Exercise directions: Where does the word "image" show up in the records? Copy every line that holds it.

───── Extracted information ─────

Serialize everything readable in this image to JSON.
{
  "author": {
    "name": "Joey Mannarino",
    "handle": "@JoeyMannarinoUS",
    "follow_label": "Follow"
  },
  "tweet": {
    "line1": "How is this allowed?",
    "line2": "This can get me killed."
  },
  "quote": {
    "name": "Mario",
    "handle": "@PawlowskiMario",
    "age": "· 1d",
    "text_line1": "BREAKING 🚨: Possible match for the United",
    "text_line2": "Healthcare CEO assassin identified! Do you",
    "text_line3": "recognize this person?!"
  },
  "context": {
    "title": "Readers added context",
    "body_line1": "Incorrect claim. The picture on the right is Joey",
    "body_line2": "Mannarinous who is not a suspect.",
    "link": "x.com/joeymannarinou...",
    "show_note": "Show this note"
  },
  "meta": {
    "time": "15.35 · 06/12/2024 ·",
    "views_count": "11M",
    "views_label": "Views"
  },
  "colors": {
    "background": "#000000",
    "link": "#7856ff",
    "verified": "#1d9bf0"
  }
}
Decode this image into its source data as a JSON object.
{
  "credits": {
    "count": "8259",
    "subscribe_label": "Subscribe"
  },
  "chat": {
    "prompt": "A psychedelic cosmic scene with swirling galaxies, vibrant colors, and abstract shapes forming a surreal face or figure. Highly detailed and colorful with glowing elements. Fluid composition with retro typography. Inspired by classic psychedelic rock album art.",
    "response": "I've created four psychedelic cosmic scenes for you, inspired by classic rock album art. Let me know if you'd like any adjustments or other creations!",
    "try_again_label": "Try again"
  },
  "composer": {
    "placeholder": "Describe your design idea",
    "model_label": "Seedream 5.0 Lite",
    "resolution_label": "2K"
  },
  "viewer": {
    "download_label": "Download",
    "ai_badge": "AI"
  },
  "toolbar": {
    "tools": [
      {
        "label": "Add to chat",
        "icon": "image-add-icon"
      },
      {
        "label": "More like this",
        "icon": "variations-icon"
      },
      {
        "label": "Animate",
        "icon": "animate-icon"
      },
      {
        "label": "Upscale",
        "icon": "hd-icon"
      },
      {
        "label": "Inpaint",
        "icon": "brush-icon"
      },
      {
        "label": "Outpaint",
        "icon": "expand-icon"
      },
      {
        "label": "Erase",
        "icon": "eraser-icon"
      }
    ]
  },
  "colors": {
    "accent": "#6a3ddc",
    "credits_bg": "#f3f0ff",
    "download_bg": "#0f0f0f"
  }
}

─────

Written answer:
Serialize everything readable in this image to JSON.
Decode this image into its source data as a JSON object.
        "icon": "image-add-icon"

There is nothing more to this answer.